In a brief summary, how do the above disparate examples “art” incised on various media dated from the earlier Neolithic to the Iron Age from the region of southern England broadly known as ‘Wessex’ inform us:
- Incising and carving on chalk is demonstrated from the early Neolithic and a higher number of dateable examples of incisions on this media appear to exist in the Neolithic rather than the later Bronze and Iron ages.
- Badbury barrow in Dorset is the only site other than Stonehenge that exhibits BOTH axe head AND dagger carvings indicating perhaps a close tie between the Bronze Age peoples of these regions within the Wessex environs seperated by 34 miles on modern day roads.
- The decorated Knowlton stone exhibits similarities to Neolithic megalithic art found in the classic areas of Ireland and other parts of Britain and is a particularly rare example in Wessex.
- The exquisite gold work of the Bronze Age lozenges illustrate a knowledge of geometry and, if the gold of the Clandon Barrow lozenge originated from Ireland, possible commercial links between Wessex and Ireland had been established by that time. These iconic objects are without parallel and demonstrate the pinnacle of Bronze Age incision work on the most highly prized and highest status media — gold.
- The Iron Age chalk carving discovered by Timothy Roberts at Maiden Castle in Dorset, although tentatively dated to the Iron Age, does not neatly fall into any ready category, making it perhaps all the more interesting. The closest geographical similarity in spiral form is the elusive Calderstones double spiral on a stone which once formed part of a burial chamber covered by a large earthen mound set up in the late Neolithic period, with the site being reused in the Bronze Age.

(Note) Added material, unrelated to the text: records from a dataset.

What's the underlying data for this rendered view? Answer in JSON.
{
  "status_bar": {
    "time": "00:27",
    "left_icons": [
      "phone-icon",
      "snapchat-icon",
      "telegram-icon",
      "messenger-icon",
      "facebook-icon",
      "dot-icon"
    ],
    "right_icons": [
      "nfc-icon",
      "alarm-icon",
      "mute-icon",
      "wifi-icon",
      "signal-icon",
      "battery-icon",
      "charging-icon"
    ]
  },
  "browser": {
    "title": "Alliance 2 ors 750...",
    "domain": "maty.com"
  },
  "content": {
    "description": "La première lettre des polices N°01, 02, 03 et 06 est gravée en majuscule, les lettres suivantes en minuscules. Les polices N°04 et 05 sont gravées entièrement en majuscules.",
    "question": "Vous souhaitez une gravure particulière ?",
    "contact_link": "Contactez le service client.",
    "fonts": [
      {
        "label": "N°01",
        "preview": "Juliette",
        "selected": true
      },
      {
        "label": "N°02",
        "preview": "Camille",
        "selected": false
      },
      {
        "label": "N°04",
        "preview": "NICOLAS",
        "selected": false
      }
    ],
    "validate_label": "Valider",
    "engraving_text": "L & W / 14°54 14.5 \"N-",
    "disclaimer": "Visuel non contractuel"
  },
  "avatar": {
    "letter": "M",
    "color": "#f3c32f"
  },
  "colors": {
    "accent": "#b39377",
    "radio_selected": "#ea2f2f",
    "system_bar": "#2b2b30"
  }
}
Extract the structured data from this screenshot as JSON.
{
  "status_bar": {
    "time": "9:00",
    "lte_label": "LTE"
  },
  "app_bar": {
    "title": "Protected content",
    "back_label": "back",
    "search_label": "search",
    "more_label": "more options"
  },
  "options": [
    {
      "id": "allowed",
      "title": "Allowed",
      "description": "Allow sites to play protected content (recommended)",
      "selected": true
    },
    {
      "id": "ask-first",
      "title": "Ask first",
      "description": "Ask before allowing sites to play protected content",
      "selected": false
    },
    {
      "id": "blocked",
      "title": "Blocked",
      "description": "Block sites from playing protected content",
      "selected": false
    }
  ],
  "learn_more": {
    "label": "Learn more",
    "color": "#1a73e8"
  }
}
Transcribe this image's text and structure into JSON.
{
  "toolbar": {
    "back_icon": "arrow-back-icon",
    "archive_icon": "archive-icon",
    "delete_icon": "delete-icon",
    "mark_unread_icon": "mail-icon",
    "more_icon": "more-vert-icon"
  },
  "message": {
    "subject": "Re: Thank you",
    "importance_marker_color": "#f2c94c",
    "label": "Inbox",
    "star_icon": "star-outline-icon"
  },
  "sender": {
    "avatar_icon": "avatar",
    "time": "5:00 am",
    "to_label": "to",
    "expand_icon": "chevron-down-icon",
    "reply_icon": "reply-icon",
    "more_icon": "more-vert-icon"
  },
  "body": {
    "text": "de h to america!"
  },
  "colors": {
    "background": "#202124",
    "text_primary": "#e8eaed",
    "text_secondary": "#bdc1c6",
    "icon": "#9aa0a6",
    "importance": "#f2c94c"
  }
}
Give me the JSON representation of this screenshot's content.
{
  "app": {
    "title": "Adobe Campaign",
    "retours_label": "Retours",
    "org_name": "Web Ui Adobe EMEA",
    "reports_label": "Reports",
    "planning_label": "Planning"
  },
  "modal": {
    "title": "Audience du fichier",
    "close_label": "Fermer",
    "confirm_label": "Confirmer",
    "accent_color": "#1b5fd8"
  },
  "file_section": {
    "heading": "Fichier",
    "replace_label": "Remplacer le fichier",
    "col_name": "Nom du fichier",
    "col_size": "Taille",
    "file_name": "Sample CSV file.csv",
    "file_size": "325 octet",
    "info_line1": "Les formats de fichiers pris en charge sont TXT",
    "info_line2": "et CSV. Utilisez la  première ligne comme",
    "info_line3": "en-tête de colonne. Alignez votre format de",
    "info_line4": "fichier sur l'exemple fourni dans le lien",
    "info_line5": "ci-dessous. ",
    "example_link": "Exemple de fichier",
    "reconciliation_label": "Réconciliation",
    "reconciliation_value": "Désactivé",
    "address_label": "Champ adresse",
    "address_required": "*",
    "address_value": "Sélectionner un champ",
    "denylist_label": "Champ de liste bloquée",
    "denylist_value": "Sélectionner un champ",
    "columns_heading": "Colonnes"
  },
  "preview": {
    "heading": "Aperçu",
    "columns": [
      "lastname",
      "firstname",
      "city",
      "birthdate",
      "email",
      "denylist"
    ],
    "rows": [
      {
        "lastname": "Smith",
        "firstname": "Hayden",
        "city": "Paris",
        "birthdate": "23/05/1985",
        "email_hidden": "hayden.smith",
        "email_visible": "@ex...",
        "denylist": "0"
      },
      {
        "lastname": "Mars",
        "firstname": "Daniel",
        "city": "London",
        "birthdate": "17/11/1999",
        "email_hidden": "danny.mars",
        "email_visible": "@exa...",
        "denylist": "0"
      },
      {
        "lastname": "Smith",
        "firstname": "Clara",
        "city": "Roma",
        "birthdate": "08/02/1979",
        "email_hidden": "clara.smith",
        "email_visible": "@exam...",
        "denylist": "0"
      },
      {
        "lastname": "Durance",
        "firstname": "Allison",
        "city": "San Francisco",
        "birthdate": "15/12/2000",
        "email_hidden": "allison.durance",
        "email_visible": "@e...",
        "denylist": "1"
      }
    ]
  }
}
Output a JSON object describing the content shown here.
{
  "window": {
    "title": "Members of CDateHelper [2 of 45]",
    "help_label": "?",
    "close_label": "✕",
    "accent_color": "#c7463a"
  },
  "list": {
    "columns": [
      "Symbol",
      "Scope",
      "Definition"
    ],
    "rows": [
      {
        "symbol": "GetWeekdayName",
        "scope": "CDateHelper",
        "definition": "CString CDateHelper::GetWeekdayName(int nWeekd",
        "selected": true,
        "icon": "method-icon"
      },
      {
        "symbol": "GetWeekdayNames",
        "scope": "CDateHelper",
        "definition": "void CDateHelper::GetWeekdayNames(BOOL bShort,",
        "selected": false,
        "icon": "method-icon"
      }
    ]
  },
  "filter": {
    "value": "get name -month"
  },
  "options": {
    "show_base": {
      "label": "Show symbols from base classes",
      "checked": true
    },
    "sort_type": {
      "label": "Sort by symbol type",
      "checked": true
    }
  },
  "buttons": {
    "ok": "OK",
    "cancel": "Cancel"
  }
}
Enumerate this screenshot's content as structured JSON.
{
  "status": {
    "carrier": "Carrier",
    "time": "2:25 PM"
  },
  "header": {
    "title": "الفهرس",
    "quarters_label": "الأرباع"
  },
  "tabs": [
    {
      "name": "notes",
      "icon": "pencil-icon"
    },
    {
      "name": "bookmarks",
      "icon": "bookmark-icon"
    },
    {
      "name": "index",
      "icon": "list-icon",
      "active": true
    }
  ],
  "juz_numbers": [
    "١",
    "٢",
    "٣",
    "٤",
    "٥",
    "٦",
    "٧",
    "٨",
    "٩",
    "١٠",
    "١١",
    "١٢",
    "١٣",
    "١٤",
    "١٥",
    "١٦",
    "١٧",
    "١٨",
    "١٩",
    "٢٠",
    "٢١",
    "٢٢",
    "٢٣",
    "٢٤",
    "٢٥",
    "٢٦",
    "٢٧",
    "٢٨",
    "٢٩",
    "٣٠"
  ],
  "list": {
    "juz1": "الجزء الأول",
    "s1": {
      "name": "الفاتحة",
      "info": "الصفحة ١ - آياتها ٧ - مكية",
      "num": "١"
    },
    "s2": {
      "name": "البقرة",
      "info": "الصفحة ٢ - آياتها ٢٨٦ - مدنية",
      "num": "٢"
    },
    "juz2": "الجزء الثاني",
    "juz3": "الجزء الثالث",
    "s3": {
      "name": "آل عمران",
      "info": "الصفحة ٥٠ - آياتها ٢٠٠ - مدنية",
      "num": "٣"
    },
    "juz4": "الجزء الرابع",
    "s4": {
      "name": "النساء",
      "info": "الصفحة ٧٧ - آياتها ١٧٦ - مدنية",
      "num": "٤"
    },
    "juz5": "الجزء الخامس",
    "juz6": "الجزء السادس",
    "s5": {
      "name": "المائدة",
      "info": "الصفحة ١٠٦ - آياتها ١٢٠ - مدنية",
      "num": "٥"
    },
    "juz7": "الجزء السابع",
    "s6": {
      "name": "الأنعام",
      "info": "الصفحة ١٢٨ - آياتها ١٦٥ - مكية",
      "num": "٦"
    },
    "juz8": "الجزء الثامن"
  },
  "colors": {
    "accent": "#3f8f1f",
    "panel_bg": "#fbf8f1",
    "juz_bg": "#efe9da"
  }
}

Thank you to those who have contributed photographs’ illustrations and editing for this article: Tony Hack, Timon Greenwood, Pete Glastonbury Neil Wiseman and Aynslie Hanna.